operated by Tradeweb, suggest market participants will wait for a critical mass
of volume before committing to specific venues.
Bloomberg SEF facilitated 110 transactions on yesterday’s
first day of trading, from more than 50 firms and with participation from 11
futures commission merchants, Bloomberg said in a statement, adding that trading
was conducted in all instruments on offer, which include interest rate swaps
(IRS), credit default swaps (CDS), foreign exchange swaps and commodity
Tradeweb, which offers trading in CDSs and IRSs on its TW
SEF, which operates on a disclosed request-based order book and its DW SEF that
operates a closed limit order book, did not disclose the total number of
trades, but listed the notional outstanding of trades executed yesterday.
CDS trades executed on its TW SEF totalled US$275 million in
notional outstanding, and those on its DW SEF reached US$306 million.
IRS trades executed on TW SEF hit just over US$2.1 billion

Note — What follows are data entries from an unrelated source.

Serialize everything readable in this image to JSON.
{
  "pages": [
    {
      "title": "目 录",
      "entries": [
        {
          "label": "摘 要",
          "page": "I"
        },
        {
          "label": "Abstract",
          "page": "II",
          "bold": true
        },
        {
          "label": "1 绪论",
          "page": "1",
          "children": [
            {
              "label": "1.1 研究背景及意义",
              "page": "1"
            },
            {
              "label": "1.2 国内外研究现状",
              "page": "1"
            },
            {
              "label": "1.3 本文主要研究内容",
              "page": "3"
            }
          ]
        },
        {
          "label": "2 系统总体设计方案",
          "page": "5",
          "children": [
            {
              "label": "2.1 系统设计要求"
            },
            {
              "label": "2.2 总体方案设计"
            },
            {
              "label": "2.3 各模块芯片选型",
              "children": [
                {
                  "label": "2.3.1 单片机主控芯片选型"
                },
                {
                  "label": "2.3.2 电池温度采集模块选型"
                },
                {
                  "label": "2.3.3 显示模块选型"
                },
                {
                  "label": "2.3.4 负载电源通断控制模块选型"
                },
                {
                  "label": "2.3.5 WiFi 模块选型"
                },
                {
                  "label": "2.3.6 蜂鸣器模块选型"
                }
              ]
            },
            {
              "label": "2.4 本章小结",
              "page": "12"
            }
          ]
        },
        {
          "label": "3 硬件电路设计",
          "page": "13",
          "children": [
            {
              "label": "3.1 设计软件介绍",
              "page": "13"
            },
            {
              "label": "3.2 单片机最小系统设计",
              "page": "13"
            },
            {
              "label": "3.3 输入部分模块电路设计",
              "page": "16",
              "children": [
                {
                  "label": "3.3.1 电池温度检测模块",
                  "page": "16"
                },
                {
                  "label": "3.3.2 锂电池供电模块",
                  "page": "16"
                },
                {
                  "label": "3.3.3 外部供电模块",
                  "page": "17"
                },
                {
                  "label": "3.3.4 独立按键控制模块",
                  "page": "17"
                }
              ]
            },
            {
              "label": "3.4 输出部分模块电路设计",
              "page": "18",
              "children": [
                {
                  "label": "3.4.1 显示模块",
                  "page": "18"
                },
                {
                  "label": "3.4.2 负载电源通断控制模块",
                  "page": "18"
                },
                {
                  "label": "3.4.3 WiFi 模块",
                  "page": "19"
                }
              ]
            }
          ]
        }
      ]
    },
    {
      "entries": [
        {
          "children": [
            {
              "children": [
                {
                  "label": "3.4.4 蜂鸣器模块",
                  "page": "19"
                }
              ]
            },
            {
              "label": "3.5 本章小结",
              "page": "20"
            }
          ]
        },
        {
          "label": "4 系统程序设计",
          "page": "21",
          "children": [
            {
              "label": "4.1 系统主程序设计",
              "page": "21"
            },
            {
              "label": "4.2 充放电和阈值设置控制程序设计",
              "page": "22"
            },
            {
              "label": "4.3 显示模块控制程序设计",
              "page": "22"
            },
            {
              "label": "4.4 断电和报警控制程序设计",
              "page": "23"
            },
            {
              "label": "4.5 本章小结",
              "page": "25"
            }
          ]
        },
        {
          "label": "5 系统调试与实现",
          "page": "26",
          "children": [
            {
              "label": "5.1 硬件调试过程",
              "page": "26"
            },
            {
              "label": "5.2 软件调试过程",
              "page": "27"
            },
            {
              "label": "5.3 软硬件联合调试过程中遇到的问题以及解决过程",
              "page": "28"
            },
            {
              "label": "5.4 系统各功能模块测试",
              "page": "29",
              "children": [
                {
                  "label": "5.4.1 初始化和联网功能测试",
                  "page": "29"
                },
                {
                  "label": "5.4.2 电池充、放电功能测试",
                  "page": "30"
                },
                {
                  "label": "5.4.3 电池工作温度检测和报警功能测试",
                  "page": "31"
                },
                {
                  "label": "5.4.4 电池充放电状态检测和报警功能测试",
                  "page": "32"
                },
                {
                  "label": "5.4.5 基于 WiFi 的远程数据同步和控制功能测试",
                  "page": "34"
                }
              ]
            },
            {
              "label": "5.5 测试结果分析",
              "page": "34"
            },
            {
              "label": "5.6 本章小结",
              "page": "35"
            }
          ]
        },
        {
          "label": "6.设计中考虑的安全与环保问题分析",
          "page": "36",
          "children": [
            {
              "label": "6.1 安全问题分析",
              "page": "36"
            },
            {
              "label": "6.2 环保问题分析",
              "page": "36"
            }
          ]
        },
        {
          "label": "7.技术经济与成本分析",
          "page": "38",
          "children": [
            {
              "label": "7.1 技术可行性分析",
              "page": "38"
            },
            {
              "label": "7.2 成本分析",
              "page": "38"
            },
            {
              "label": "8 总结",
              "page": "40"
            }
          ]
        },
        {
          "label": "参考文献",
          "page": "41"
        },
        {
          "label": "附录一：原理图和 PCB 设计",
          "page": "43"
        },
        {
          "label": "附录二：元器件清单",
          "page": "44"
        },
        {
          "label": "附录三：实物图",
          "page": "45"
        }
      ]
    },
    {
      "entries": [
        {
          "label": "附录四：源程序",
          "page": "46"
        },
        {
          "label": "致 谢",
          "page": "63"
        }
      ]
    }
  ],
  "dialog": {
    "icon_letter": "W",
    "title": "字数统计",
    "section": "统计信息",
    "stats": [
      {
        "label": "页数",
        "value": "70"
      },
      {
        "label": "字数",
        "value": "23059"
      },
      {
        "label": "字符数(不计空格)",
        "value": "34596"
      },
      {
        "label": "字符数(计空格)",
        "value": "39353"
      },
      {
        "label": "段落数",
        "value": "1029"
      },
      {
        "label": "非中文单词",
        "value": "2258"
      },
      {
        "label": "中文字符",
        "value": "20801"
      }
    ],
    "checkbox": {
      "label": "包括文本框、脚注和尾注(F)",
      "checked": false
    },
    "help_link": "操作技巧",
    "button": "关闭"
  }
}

in notional outstanding. IRS products executed on the DW SEF reached US$1.570
billion in notional outstanding for the most popular instrument, the USD two
year vs. three month Libor swap.
Sean Owens, director of fixed income for consultancy
Woodbine Associates, told theTRADEnews.com yesterday’s restrained activity
showed the market would wait for the Commodity Futures Trading Commission’s
(CFTC) November mandated trading deadline and the expected December implementation
of the Commission’s ‘make available to trade’ rule. The latter means SEF
operators themselves decide which instruments can be executed on their venue,
but once it is available, bilateral trading in named instruments will not be
“These dates will be key for SEF trading because the
buy-side will have to have agreements in place to trade,” he said. “Until
liquidity moves across to SEFs it’s hard to read too much into these initial
volume figures. The composition of liquidity across these pools will be much
clearer once firms are mandated to trade on these venues.”
Owens assets the government shutdown that has begun to
affect the market was not reflected in yesterday’s swaps trading activity on
“The shutdown had no impact. The volumes show the buy-side
is still selecting the venues they want to commit to according to specific
value proposition,” he said. “Firms are at different stages but with last
week’s no-action relief from the CFTC, they have time to finalise these
Will Rhode, director of fixed income research for
consultancy TABB Group, agreed the government shutdown had a muted, if any,
impact on initial SEF trading, and said the focus was on buy-side preparedness
ahead of the November and December deadlines.
“Yesterday we saw was a process of test trading from the
buy-side. They’re deciding which products they will they trade and where, and
the focus in coming months will be on workflow processes,” he said.
A report authored by Rhode and published today stated of the
36 of firms surveyed, representing US$6 trillion in assets under management,
77% did not trade swaps on a SEF yesterday, while 14% said they had started,
and 9% had conducted test trades.
Despite the shutdown’s limited impact, Rhode said some confusion
had been caused by a notice from the Securities and Exchange Commission, which
stated some instruments the CFTC had stated were to be traded on SEFs were in
fact not eligible.
“Any uncertainty is not a good thing for the industry,
especially as the key jurisdiction overseeing SEFs is not actively in business,
and the other is sending mixed messages, but I don’t think it’s had a major
impact on the first day of SEFs trading,” Rhode said.